* [Aim of the task]:
Read the data below line by line and copy each one with "Driver" in it.

──────────────────────────────

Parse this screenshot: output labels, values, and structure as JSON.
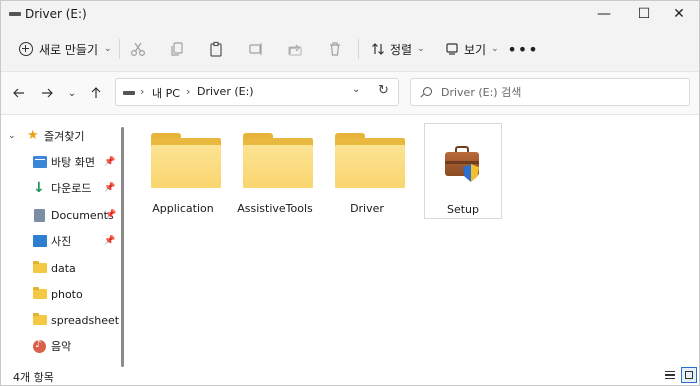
{
  "window": {
    "title": "Driver (E:)",
    "min_glyph": "—",
    "max_glyph": "☐",
    "close_glyph": "✕"
  },
  "commandbar": {
    "new_label": "새로 만들기",
    "sort_label": "정렬",
    "view_label": "보기",
    "more_glyph": "•••",
    "icons": [
      "cut-icon",
      "copy-icon",
      "paste-icon",
      "rename-icon",
      "share-icon",
      "delete-icon"
    ]
  },
  "address": {
    "crumbs": [
      "내 PC",
      "Driver (E:)"
    ],
    "search_placeholder": "Driver (E:) 검색"
  },
  "sidebar": {
    "items": [
      {
        "label": "즐겨찾기",
        "icon": "star-icon"
      },
      {
        "label": "바탕 화면",
        "icon": "desktop-icon",
        "pinned": true
      },
      {
        "label": "다운로드",
        "icon": "download-icon",
        "pinned": true
      },
      {
        "label": "Documents",
        "icon": "documents-icon",
        "pinned": true
      },
      {
        "label": "사진",
        "icon": "pictures-icon",
        "pinned": true
      },
      {
        "label": "data",
        "icon": "folder-icon"
      },
      {
        "label": "photo",
        "icon": "folder-icon"
      },
      {
        "label": "spreadsheet",
        "icon": "folder-icon"
      },
      {
        "label": "음악",
        "icon": "music-icon"
      }
    ]
  },
  "content": {
    "items": [
      {
        "name": "Application",
        "type": "folder"
      },
      {
        "name": "AssistiveTools",
        "type": "folder"
      },
      {
        "name": "Driver",
        "type": "folder"
      },
      {
        "name": "Setup",
        "type": "installer"
      }
    ]
  },
  "status": {
    "count_text": "4개 항목"
  },
  "colors": {
    "accent": "#2a6fd1",
    "folder": "#f9d56e"
  }
}
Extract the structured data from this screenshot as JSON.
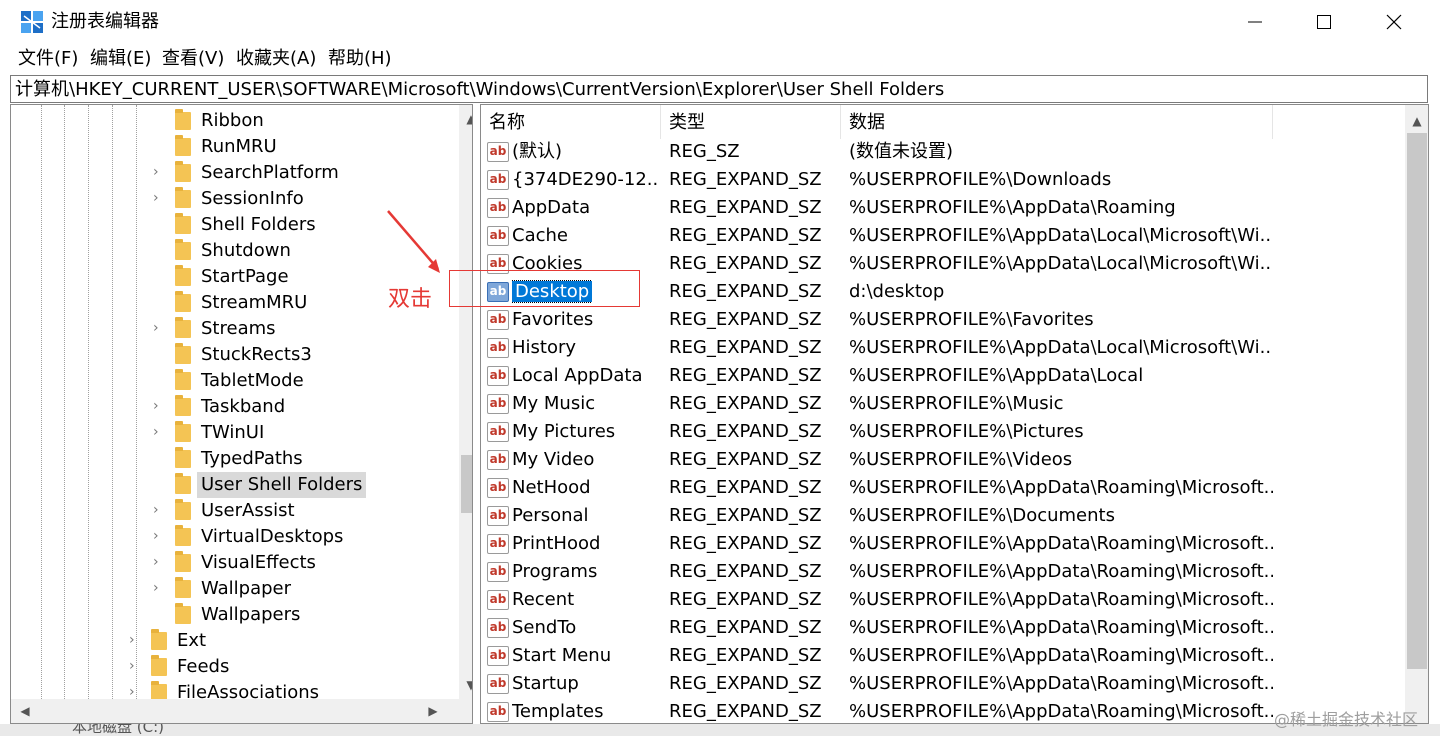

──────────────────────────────

* [Answer section]:
    "title": "Driver (E:)",
      "Driver (E:)"
    "search_placeholder": "Driver (E:) 검색"
        "name": "Driver",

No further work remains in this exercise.